Today’s episode of The Good Enough Podcast has three of us on it, three women you might look at and say, “Well, they seem like they love their work, have plenty of opportunities, and never feel confused or like a failure about it.” I guess I just wanted to take a long, rambling path to telling you that simply isn’t true. We all doubt ourselves and our work and our adequacy again and again. It’s one reason I love the name of the podcast, “Good Enough: Finding the Good in a Never Enough World.” Because I think most of us struggle with that concept, being good enough or doing good enough or even being okay with things being good enough and not perfect. But I guess I just wanted to say sometimes Good Enough is just what I can do today. Good Enough is just sending this missive out into the void.

Newsflash: you don’t even have to read it, but I needed to write it, so thanks for receiving it.

this woman's work

Link Love: Long time comin'

It’s been a long time since I’ve shared a load of links I love. I’m not sure why. Perhaps content fatigue. I absorbed so much information while writing Handle With Care and then tried to distill so much of it, that I’ve just felt smaller, quieter, and less of everything over the past few months. This little pile of links, quotes, content, and books, though, has been growing slowly and I thought maybe now would be a good time to share.

Waiting Time isn’t Wasted Time, by Ashley Hales

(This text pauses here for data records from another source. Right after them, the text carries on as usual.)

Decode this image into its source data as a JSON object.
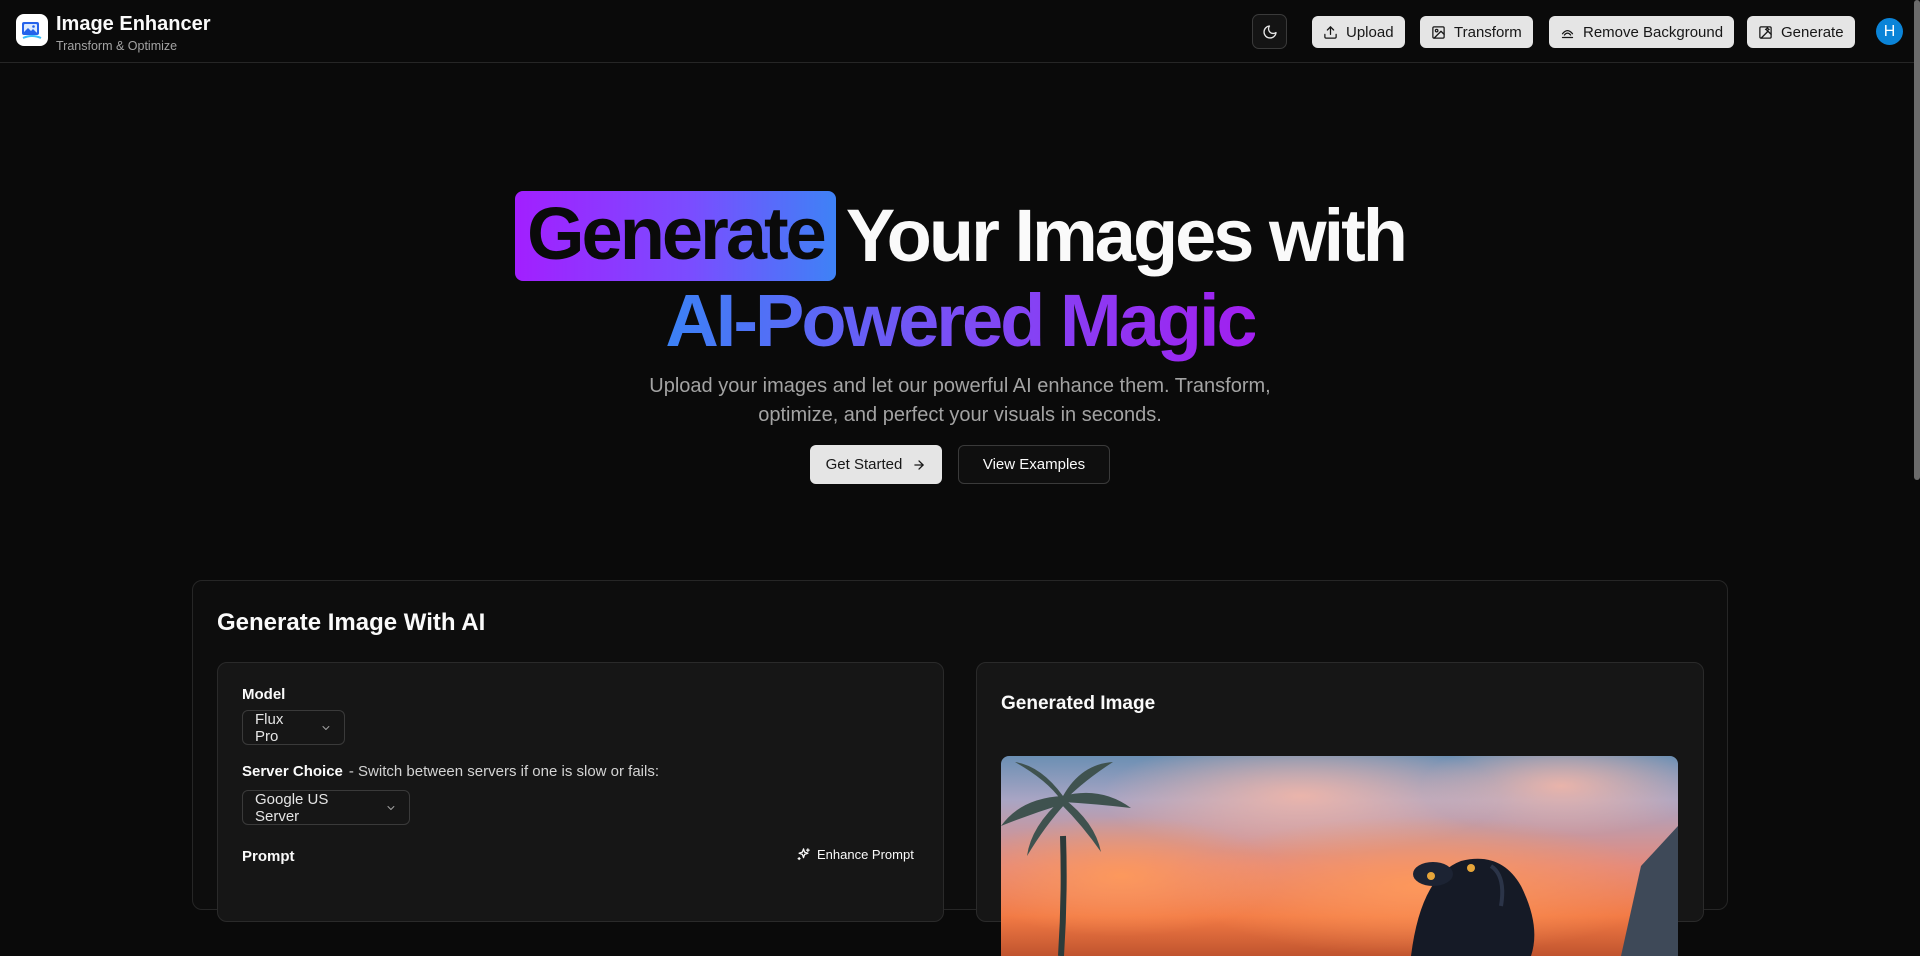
{
  "header": {
    "brand_title": "Image Enhancer",
    "brand_subtitle": "Transform & Optimize",
    "nav": [
      {
        "label": "Upload",
        "icon": "upload-icon"
      },
      {
        "label": "Transform",
        "icon": "transform-icon"
      },
      {
        "label": "Remove Background",
        "icon": "remove-background-icon"
      },
      {
        "label": "Generate",
        "icon": "generate-icon"
      }
    ],
    "avatar_initial": "H"
  },
  "hero": {
    "highlight": "Generate",
    "line1_rest": "Your Images with",
    "line2": "AI-Powered Magic",
    "description": "Upload your images and let our powerful AI enhance them. Transform, optimize, and perfect your visuals in seconds.",
    "primary_button": "Get Started",
    "secondary_button": "View Examples"
  },
  "generate": {
    "title": "Generate Image With AI",
    "model_label": "Model",
    "model_value": "Flux Pro",
    "server_label": "Server Choice",
    "server_hint": "- Switch between servers if one is slow or fails:",
    "server_value": "Google US Server",
    "prompt_label": "Prompt",
    "enhance_prompt": "Enhance Prompt",
    "output_title": "Generated Image"
  },
  "colors": {
    "background": "#0a0a0a",
    "accent_purple": "#a21fff",
    "accent_blue": "#3b82f6",
    "avatar": "#0b84d8"
  }
}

Shabbat + Sabbath, by Bethany Douglass

The Quiet Revolution in Evangelical Christian Publishing, by Kathryn Watson

Liturgies of Less…and More, by Tish Harrison Warren and Sarah Hamersma

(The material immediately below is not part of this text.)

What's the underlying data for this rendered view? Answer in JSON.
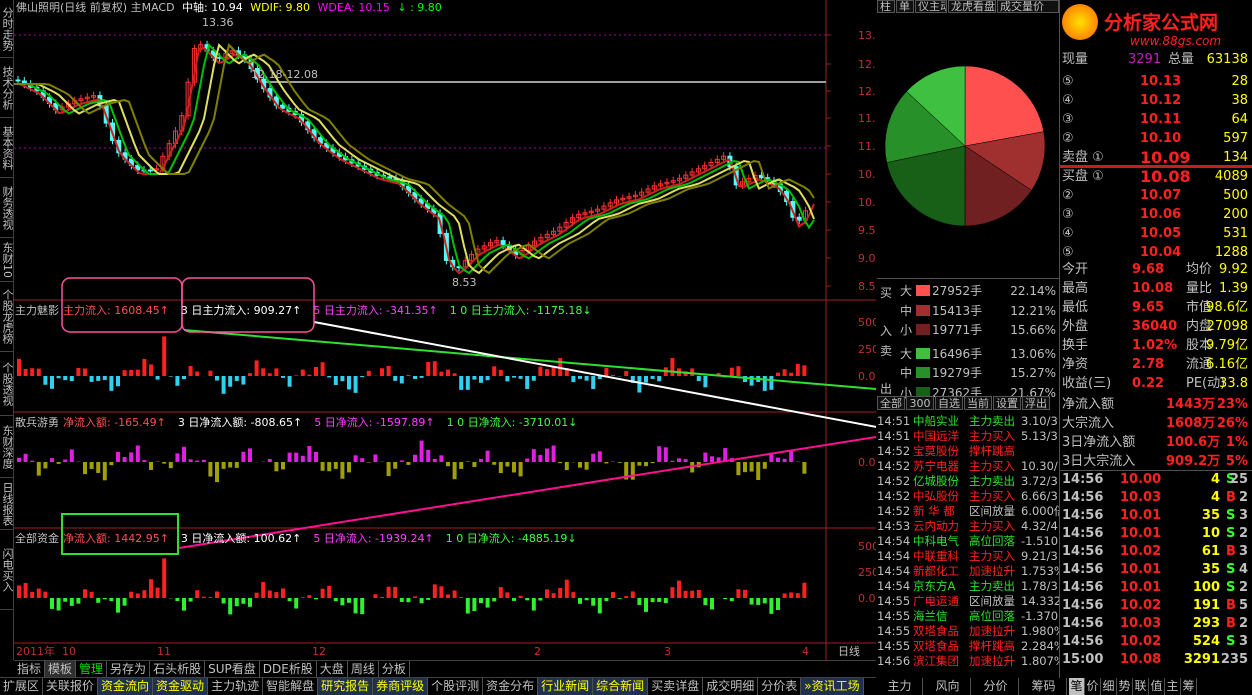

Who Will Replace Eugene Peterson and Other Giants We’ve Lost, by Carey Nieuwhof

Some books I’ve added to my Idea List on Amazon recently,

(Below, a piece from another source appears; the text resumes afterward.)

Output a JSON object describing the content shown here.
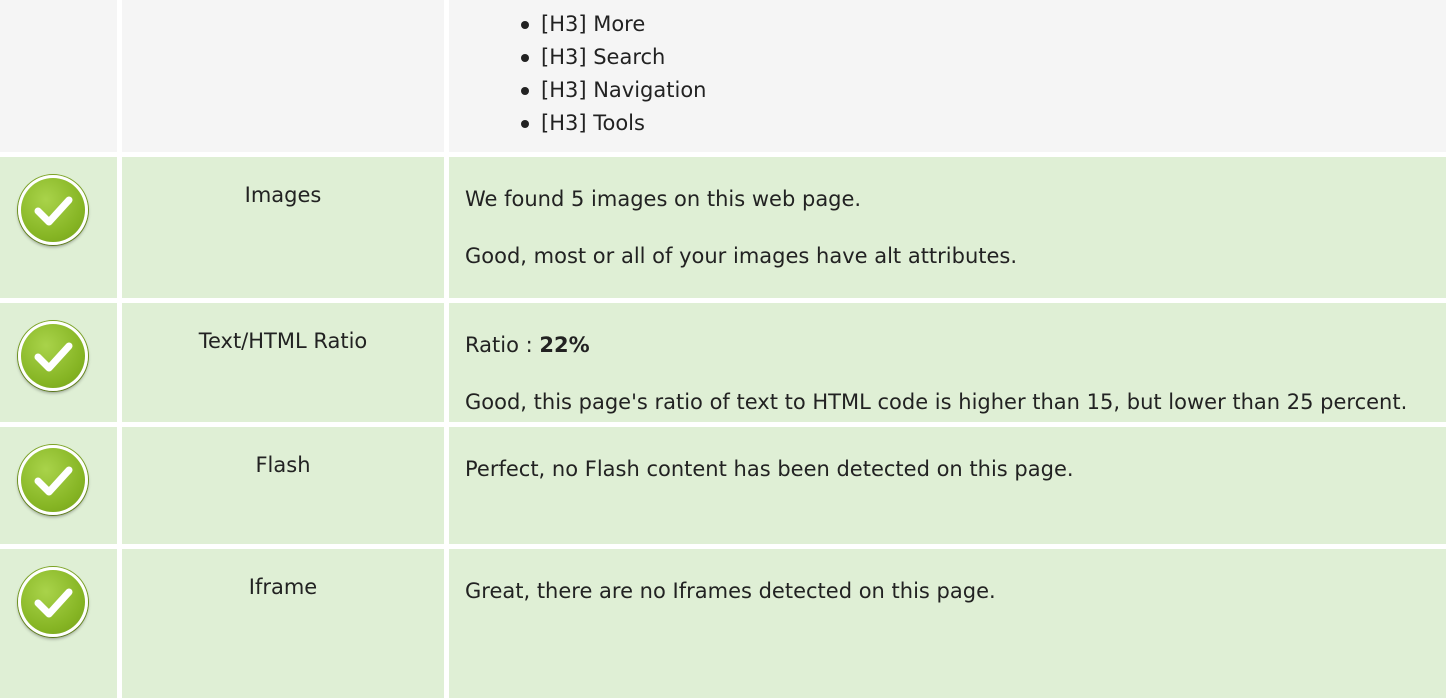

Placemaker, by Christie Purifoy

Surprised by Paradox, by Jen Pollock Michel

Embodied Hope, by Kelly Kapic

Finding Holy in the Suburbs, by Ashley Hales

Who God Says You Are, by Klyne Snodgrass

A quote I read today that I found to be sadly true of the writing process,

"This book I have not yet written one word of is a thing of undescribable beauty, unpredictable in its patterns, piercing in its colour, so wild and loyal in its nature that my love for this book, and my faith in it as I track its lazy flight, is the single perfect joy in my life… 

When I can’t think of another stall, when putting it off has actually become more painful than doing it, I reach up and pluck the butterfly from the air. I take it from the region of my head and I press it down against my desk, and there, with my own hand, I kill it. It’s not that I want to kill it, but it’s the only way I can get something that is so three-dimensional onto the flat page. Just to make sure the job is done I stick it into place with a pin. Imagine running over a butterfly with an SUV. Everything that was beautiful about this living thing – all the colour, the light and movement – is gone. What I’m left with is the dry husk of my friend, the broken body chipped, dismantled, and poorly reassembled. Dead. That’s my book." —Ann Patchett, on writing books

A excerpt from a poem I’ve been ruminating on recently,

Kindness, by Naomi Shihab Nie

Before you know what kindness really is
you must lose things,
feel the future dissolve in a moment
like salt in a weakened broth.
What you held in your hand,
what you counted and carefully saved,
all this must go so you know
how desolate the landscape can be
between the regions of kindness.

And, finally, we released the freshman episode of our new podcast, The Good Enough Podcast, yesterday. If you’re interested in listening or subscribing, you can do so here.

This is just the intro episode, but we will have episodes on Pinterest Perfect Homes, Diet Culture, Self-Care, Meditation, Dating, and so, so much more. Guests like Lauren Chandler, Brietta Paladin, Becky Wilson, Jasmine Holmes, Kelsey Hencey, and so many more are joining us each week to talk through trends in the church and in culture, and how to think through them in a way that honors God and others. I hope you’ll join us!

A Friday desk, which is a whole different thing than a Monday desk.

A Friday desk, which is a whole different thing than a Monday desk.